Fruits and vegetables, with the exception of mushrooms, contain negligible amounts. In addition, plant foods contain only vitamin D2 – the less effective, plant-based counterpart to human and animal vitamin D3. Food choices for vegans must therefore be made with particular care.
Vitamin D: These foods are particularly rich!
Vitamin D is also known as the sun vitamin. Rightly so: after all, the body is able to produce it itself from sunlight. So in summer, we can’t avoid going outdoors regularly if we don’t want to risk a vitamin D deficiency.
Those who regularly let the sun shine on their skin also replenish their vitamin D stores. The body draws on these in winter, when sunlight is scarce.
In addition, experts recommend regularly consuming foods with vitamin D – even if the diet only makes a small contribution to meeting requirements. To do this, however, you first need to know: What foods contain vitamin D, and in appreciable amounts?
Cod liver oil used to be considered the vitamin D-rich food par excellence. It is fatty oil extracted from the liver and kidneys of marine animals. In fact, cod liver oil contains a comparatively large amount of the sunshine vitamin. However, it does not taste particularly delicious.
Fortunately, there are alternatives – although not very many. It is mainly animal foods that have a relevant vitamin D supply. But there are also some plant foods with vitamin D:
Vitamin D: storage and processing tips.
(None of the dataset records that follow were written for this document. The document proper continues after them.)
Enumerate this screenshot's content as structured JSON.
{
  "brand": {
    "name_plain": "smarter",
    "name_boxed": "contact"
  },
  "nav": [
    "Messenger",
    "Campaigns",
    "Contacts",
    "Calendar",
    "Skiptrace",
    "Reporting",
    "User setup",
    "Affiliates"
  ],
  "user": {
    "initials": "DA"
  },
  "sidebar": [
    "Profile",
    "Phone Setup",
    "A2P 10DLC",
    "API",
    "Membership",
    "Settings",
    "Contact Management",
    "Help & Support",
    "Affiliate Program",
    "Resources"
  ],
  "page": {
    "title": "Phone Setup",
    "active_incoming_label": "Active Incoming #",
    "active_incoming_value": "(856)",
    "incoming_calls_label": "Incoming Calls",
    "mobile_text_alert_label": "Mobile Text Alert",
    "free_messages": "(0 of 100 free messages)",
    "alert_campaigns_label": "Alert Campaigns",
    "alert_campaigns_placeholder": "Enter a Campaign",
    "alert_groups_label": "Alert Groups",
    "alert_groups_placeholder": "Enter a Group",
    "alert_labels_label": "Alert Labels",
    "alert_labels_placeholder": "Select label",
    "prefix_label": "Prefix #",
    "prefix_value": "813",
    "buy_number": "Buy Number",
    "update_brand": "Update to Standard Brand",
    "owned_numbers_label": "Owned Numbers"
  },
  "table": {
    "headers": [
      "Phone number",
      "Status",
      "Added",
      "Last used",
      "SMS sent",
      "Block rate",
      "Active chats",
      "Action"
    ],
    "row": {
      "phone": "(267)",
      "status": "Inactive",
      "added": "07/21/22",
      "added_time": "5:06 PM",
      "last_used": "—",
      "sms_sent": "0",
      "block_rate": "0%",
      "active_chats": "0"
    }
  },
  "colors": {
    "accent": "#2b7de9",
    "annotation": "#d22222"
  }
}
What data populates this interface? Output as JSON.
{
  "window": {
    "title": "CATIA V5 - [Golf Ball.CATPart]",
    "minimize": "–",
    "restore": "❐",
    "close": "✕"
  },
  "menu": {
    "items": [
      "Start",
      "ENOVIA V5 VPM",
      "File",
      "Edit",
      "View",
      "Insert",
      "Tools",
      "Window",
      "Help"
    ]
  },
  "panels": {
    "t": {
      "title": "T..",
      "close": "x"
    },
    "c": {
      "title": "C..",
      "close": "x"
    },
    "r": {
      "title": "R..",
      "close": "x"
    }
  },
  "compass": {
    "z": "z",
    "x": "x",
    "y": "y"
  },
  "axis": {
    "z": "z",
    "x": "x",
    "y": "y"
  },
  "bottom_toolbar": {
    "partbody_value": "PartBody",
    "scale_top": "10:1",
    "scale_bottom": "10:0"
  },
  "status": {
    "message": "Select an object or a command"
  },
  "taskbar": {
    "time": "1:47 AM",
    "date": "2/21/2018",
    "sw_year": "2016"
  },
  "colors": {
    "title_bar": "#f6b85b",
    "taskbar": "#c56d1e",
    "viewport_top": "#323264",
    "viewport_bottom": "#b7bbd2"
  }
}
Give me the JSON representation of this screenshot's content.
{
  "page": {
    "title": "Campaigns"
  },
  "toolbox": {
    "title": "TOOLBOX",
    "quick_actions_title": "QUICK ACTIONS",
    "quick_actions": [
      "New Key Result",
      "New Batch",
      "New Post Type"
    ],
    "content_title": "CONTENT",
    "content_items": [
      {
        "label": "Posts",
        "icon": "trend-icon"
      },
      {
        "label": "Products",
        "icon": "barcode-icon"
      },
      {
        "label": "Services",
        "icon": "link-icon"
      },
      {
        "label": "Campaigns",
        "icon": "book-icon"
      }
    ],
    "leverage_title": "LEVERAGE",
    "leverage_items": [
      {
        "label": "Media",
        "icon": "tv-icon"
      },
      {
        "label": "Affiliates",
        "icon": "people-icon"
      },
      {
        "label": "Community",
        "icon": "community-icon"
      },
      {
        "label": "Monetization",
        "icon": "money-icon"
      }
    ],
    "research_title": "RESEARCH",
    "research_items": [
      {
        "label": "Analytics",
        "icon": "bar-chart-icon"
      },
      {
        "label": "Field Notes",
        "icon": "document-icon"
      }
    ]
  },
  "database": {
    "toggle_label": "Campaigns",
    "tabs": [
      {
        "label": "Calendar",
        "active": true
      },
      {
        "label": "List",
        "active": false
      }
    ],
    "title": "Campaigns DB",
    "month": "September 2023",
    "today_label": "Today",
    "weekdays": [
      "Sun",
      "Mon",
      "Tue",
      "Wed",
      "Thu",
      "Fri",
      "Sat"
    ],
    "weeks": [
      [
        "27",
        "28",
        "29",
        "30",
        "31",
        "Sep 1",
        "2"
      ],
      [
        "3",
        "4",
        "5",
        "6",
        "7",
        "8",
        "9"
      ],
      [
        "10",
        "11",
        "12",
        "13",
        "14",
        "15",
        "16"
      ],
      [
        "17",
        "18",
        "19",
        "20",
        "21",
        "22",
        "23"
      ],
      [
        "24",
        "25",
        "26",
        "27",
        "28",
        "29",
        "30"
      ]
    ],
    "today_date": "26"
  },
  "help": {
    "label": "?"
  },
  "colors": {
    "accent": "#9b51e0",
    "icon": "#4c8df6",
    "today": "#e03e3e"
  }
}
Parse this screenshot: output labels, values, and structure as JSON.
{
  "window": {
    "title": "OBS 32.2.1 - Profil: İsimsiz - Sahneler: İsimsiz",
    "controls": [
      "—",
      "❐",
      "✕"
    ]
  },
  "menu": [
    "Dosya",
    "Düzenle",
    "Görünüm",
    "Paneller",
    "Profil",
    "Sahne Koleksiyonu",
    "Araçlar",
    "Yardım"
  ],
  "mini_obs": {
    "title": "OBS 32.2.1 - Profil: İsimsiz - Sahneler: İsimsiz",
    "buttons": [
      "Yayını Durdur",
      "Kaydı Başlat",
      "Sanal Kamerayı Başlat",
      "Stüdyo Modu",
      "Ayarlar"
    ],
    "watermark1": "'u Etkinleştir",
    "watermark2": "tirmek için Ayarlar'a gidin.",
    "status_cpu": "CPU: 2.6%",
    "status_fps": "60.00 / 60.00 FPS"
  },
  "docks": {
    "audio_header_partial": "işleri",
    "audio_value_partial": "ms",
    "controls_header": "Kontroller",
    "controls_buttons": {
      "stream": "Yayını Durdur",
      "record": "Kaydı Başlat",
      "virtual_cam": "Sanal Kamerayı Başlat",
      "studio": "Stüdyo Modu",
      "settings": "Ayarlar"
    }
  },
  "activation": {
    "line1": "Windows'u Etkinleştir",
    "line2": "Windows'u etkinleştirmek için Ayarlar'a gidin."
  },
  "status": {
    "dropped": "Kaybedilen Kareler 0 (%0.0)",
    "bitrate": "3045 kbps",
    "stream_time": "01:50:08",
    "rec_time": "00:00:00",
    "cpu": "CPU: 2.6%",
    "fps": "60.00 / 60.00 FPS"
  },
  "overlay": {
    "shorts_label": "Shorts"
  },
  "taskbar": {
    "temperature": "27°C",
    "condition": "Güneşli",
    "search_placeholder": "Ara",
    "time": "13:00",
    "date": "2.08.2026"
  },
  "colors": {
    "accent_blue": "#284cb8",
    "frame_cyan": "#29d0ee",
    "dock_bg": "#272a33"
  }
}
Vitamin D is heat stable and is preserved during cooking at temperatures up to 180 degrees Celsius. Fatty vitamin D foods such as fortified margarine or cooking oils are therefore well suited for preparing vitamin D-containing hot dishes.